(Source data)
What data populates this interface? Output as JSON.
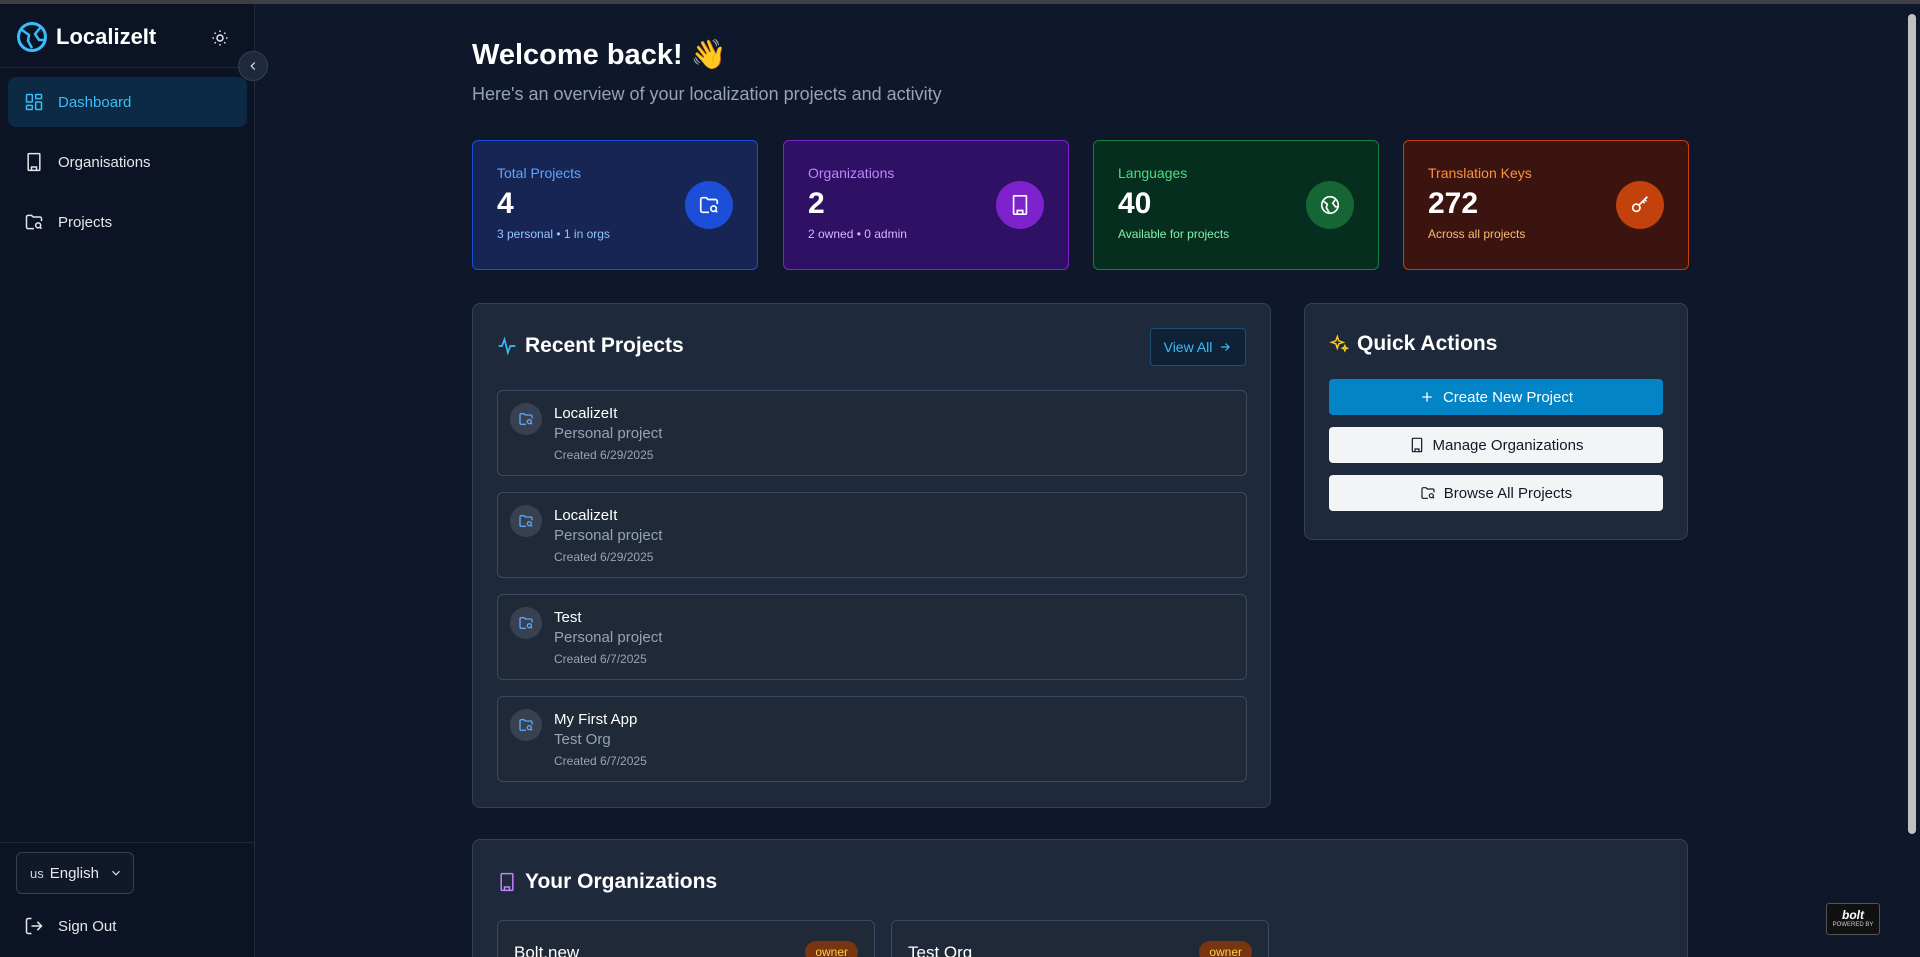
{
  "app": {
    "name": "LocalizeIt"
  },
  "sidebar": {
    "items": [
      {
        "label": "Dashboard",
        "icon": "dashboard-icon",
        "active": true
      },
      {
        "label": "Organisations",
        "icon": "building-icon",
        "active": false
      },
      {
        "label": "Projects",
        "icon": "folder-icon",
        "active": false
      }
    ],
    "language": {
      "flag": "us",
      "label": "English"
    },
    "sign_out": "Sign Out"
  },
  "header": {
    "title": "Welcome back! 👋",
    "subtitle": "Here's an overview of your localization projects and activity"
  },
  "stats": [
    {
      "title": "Total Projects",
      "value": "4",
      "sub": "3 personal • 1 in orgs",
      "color": "#60a5fa"
    },
    {
      "title": "Organizations",
      "value": "2",
      "sub": "2 owned • 0 admin",
      "color": "#c084fc"
    },
    {
      "title": "Languages",
      "value": "40",
      "sub": "Available for projects",
      "color": "#4ade80"
    },
    {
      "title": "Translation Keys",
      "value": "272",
      "sub": "Across all projects",
      "color": "#fb923c"
    }
  ],
  "recent_projects": {
    "title": "Recent Projects",
    "view_all": "View All",
    "items": [
      {
        "name": "LocalizeIt",
        "type": "Personal project",
        "created": "Created 6/29/2025"
      },
      {
        "name": "LocalizeIt",
        "type": "Personal project",
        "created": "Created 6/29/2025"
      },
      {
        "name": "Test",
        "type": "Personal project",
        "created": "Created 6/7/2025"
      },
      {
        "name": "My First App",
        "type": "Test Org",
        "created": "Created 6/7/2025"
      }
    ]
  },
  "quick_actions": {
    "title": "Quick Actions",
    "create": "Create New Project",
    "manage": "Manage Organizations",
    "browse": "Browse All Projects"
  },
  "organizations": {
    "title": "Your Organizations",
    "items": [
      {
        "name": "Bolt.new",
        "role": "owner"
      },
      {
        "name": "Test Org",
        "role": "owner"
      }
    ]
  },
  "badge": {
    "word": "bolt",
    "sub": "POWERED BY"
  }
}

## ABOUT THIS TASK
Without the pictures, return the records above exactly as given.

## OUTPUT BELOW
What data populates this interface? Output as JSON.
{
  "app": {
    "name": "LocalizeIt"
  },
  "sidebar": {
    "items": [
      {
        "label": "Dashboard",
        "icon": "dashboard-icon",
        "active": true
      },
      {
        "label": "Organisations",
        "icon": "building-icon",
        "active": false
      },
      {
        "label": "Projects",
        "icon": "folder-icon",
        "active": false
      }
    ],
    "language": {
      "flag": "us",
      "label": "English"
    },
    "sign_out": "Sign Out"
  },
  "header": {
    "title": "Welcome back! 👋",
    "subtitle": "Here's an overview of your localization projects and activity"
  },
  "stats": [
    {
      "title": "Total Projects",
      "value": "4",
      "sub": "3 personal • 1 in orgs",
      "color": "#60a5fa"
    },
    {
      "title": "Organizations",
      "value": "2",
      "sub": "2 owned • 0 admin",
      "color": "#c084fc"
    },
    {
      "title": "Languages",
      "value": "40",
      "sub": "Available for projects",
      "color": "#4ade80"
    },
    {
      "title": "Translation Keys",
      "value": "272",
      "sub": "Across all projects",
      "color": "#fb923c"
    }
  ],
  "recent_projects": {
    "title": "Recent Projects",
    "view_all": "View All",
    "items": [
      {
        "name": "LocalizeIt",
        "type": "Personal project",
        "created": "Created 6/29/2025"
      },
      {
        "name": "LocalizeIt",
        "type": "Personal project",
        "created": "Created 6/29/2025"
      },
      {
        "name": "Test",
        "type": "Personal project",
        "created": "Created 6/7/2025"
      },
      {
        "name": "My First App",
        "type": "Test Org",
        "created": "Created 6/7/2025"
      }
    ]
  },
  "quick_actions": {
    "title": "Quick Actions",
    "create": "Create New Project",
    "manage": "Manage Organizations",
    "browse": "Browse All Projects"
  },
  "organizations": {
    "title": "Your Organizations",
    "items": [
      {
        "name": "Bolt.new",
        "role": "owner"
      },
      {
        "name": "Test Org",
        "role": "owner"
      }
    ]
  },
  "badge": {
    "word": "bolt",
    "sub": "POWERED BY"
  }
}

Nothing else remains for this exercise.